Hi guys this is Paul with UniqueSquared. Today we’re here to talk to you about the Nektar Panorama P4. The P4 is a controller designed specifically for Reason but it is an all purpose controller that can be used with just about any DAW you prefer. However Reason users have always been waiting for just such a device and it’s finally here.

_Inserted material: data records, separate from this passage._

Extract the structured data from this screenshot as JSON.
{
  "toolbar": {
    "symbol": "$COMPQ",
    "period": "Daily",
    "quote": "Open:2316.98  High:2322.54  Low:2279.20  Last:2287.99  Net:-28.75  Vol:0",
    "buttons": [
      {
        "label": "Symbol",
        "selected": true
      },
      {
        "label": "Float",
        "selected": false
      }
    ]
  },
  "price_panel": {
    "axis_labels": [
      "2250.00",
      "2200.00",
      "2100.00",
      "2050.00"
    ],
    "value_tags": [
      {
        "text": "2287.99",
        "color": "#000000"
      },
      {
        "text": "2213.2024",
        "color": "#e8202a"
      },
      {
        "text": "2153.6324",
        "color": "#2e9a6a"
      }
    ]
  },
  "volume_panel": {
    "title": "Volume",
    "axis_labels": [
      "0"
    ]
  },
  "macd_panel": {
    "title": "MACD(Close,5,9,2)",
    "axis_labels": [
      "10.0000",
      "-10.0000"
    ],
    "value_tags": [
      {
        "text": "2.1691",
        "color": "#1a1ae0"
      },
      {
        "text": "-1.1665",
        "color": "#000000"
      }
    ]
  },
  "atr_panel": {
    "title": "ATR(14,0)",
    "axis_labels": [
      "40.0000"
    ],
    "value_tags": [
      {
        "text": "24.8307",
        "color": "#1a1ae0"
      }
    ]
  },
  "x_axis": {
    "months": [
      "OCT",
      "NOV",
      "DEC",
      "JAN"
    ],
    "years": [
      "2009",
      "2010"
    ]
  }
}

P4 Operates in different modes essentially. For our purposes I have configured it to work with the SSL mixer that is common to Reason 6. It can also be attached to the remix mixer in the older versions of Reason. In addition to having the glory of a fun and fancy SSL controller you now have faders that you can control with. When you’re in the mixing mode the top dials all operate as pan controls and these buttons along the bottom can either be a select for the instrument that is on that channel or you can toggle them and turn them into mutes and solo buttons. Also along the bottom window you will see that there are EQ, dynamics, inserts, and send panels that allow you to access all manner of different things through the mixer mode. Now if there is something that you dont see in the mixer dialog, you pull up the menu button and it brings up this dialog here that allows you to scroll through every other little thing like the master compressor or master insert. And for example if you do go into the master compressor there, all of the controls: threshold, ratio, attack, release, and make up gain are there and these three dials are actually blank. Whenever you’re using anything in the menu these dials correspond to what you see here.
The instrument dialog allows you to take control of different instruments with the same level of functionality that we were just looking at in the mixer mode. You are able to scroll through all of the different instruments on screen in your Reason rack by scooting through the track buttons. Now if there is no track assigned for automating a device, a device wont appear. As In the case of this Pulverizer or this Aligator that I have pulled up here you can see that I’ve got an automated track that allows me to bring up all that functionality here. That also means that when recording you would be able to take any changes that I make within these knobs or anything that I select and automate those changes on the Reason track. Then I can go back through and I can edit that automation. If you’re scooting to something more complex like a synthesizer, you have your basic controls, you’ve got your buttons that you know from the front panel of Thor, you’ve got your rotary controls that you’re used to from the front panel of Thor, and you’ve got a couple of parameters at the top that you can easily access. Again if they aren’t here, you can use the menu dialog and you can scoot right through to whatever it was that you wanted to put on.
Final dialog in the P4 is the transport dialog. If you look here at the top view you’ve got your tempo control, you’ve got click volume, you’ve got the length of your pre-count, and the fourth knob becomes a scrub that allows you to advance to and from wherever you want so that you can start playing right wherever you think you are. And with that you’ve also got the left bar for your loop shape, the right bar for your loop shape. So its a very adjustable setup for your looping dialog and all your basic transport functions. Overall its a very quick way to control Reason and it makes Reason feel like an instrument thats now out beside the computer instead of something that you are so used to having on a screen in front of you that you are accessing with a mouse and a totally unrelated controller. For Reason fans the P4 is and ideal purchase and if you haven’t tried Reason, you want to give it a whirl. If you have tried Reason you might want to give the P4 a whirl.
For the best prices on the P4 come check it out over at If you have any questions about it ask them in the blog link below this video in the comments section. We’ll get to your questions as fast as we can. You’re watching